Task details: I would like you to restate each record word for word.

Element data from apps and pages:
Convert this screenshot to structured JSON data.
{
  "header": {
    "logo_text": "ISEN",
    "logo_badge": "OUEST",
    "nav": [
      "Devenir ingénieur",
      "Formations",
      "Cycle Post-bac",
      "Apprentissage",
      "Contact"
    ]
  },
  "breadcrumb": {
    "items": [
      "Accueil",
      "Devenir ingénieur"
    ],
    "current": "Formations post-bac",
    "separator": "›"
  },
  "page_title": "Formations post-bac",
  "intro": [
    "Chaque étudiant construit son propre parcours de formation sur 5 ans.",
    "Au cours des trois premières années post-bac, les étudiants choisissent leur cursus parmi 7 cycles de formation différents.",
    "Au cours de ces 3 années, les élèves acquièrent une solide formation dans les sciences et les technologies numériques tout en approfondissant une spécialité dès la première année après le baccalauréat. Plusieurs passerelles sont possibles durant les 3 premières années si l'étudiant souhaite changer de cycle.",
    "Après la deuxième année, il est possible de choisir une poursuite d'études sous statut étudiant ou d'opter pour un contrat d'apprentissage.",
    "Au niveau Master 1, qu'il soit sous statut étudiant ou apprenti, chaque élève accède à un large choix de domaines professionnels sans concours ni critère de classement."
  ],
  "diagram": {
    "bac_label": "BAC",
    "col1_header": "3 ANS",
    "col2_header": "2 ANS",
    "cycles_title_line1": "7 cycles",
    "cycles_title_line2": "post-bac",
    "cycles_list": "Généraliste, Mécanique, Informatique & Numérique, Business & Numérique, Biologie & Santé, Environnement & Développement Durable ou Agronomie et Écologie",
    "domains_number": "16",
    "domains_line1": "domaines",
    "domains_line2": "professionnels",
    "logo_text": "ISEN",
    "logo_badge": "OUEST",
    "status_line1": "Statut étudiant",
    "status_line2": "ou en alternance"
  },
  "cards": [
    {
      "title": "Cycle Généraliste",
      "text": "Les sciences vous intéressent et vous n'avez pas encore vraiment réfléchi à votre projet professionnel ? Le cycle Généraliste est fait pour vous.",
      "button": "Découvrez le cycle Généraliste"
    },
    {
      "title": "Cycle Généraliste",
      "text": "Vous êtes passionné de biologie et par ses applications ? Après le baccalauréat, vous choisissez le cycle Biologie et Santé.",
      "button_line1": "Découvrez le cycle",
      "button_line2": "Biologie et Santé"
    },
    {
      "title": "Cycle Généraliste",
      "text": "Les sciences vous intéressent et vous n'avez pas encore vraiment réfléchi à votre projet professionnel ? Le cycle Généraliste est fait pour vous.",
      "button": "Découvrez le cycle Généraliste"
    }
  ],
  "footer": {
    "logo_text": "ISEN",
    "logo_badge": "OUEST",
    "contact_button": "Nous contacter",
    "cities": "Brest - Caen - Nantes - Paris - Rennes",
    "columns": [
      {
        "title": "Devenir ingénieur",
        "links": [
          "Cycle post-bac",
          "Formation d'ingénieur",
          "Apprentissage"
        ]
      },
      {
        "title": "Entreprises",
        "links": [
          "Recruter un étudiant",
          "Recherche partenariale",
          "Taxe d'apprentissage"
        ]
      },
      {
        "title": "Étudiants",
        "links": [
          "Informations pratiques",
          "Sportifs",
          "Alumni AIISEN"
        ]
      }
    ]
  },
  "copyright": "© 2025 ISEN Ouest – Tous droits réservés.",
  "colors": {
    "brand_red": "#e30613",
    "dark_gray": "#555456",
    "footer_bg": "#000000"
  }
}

Exercise solution:
Convert this screenshot to structured JSON data.
{
  "header": {
    "logo_text": "ISEN",
    "logo_badge": "OUEST",
    "nav": [
      "Devenir ingénieur",
      "Formations",
      "Cycle Post-bac",
      "Apprentissage",
      "Contact"
    ]
  },
  "breadcrumb": {
    "items": [
      "Accueil",
      "Devenir ingénieur"
    ],
    "current": "Formations post-bac",
    "separator": "›"
  },
  "page_title": "Formations post-bac",
  "intro": [
    "Chaque étudiant construit son propre parcours de formation sur 5 ans.",
    "Au cours des trois premières années post-bac, les étudiants choisissent leur cursus parmi 7 cycles de formation différents.",
    "Au cours de ces 3 années, les élèves acquièrent une solide formation dans les sciences et les technologies numériques tout en approfondissant une spécialité dès la première année après le baccalauréat. Plusieurs passerelles sont possibles durant les 3 premières années si l'étudiant souhaite changer de cycle.",
    "Après la deuxième année, il est possible de choisir une poursuite d'études sous statut étudiant ou d'opter pour un contrat d'apprentissage.",
    "Au niveau Master 1, qu'il soit sous statut étudiant ou apprenti, chaque élève accède à un large choix de domaines professionnels sans concours ni critère de classement."
  ],
  "diagram": {
    "bac_label": "BAC",
    "col1_header": "3 ANS",
    "col2_header": "2 ANS",
    "cycles_title_line1": "7 cycles",
    "cycles_title_line2": "post-bac",
    "cycles_list": "Généraliste, Mécanique, Informatique & Numérique, Business & Numérique, Biologie & Santé, Environnement & Développement Durable ou Agronomie et Écologie",
    "domains_number": "16",
    "domains_line1": "domaines",
    "domains_line2": "professionnels",
    "logo_text": "ISEN",
    "logo_badge": "OUEST",
    "status_line1": "Statut étudiant",
    "status_line2": "ou en alternance"
  },
  "cards": [
    {
      "title": "Cycle Généraliste",
      "text": "Les sciences vous intéressent et vous n'avez pas encore vraiment réfléchi à votre projet professionnel ? Le cycle Généraliste est fait pour vous.",
      "button": "Découvrez le cycle Généraliste"
    },
    {
      "title": "Cycle Généraliste",
      "text": "Vous êtes passionné de biologie et par ses applications ? Après le baccalauréat, vous choisissez le cycle Biologie et Santé.",
      "button_line1": "Découvrez le cycle",
      "button_line2": "Biologie et Santé"
    },
    {
      "title": "Cycle Généraliste",
      "text": "Les sciences vous intéressent et vous n'avez pas encore vraiment réfléchi à votre projet professionnel ? Le cycle Généraliste est fait pour vous.",
      "button": "Découvrez le cycle Généraliste"
    }
  ],
  "footer": {
    "logo_text": "ISEN",
    "logo_badge": "OUEST",
    "contact_button": "Nous contacter",
    "cities": "Brest - Caen - Nantes - Paris - Rennes",
    "columns": [
      {
        "title": "Devenir ingénieur",
        "links": [
          "Cycle post-bac",
          "Formation d'ingénieur",
          "Apprentissage"
        ]
      },
      {
        "title": "Entreprises",
        "links": [
          "Recruter un étudiant",
          "Recherche partenariale",
          "Taxe d'apprentissage"
        ]
      },
      {
        "title": "Étudiants",
        "links": [
          "Informations pratiques",
          "Sportifs",
          "Alumni AIISEN"
        ]
      }
    ]
  },
  "copyright": "© 2025 ISEN Ouest – Tous droits réservés.",
  "colors": {
    "brand_red": "#e30613",
    "dark_gray": "#555456",
    "footer_bg": "#000000"
  }
}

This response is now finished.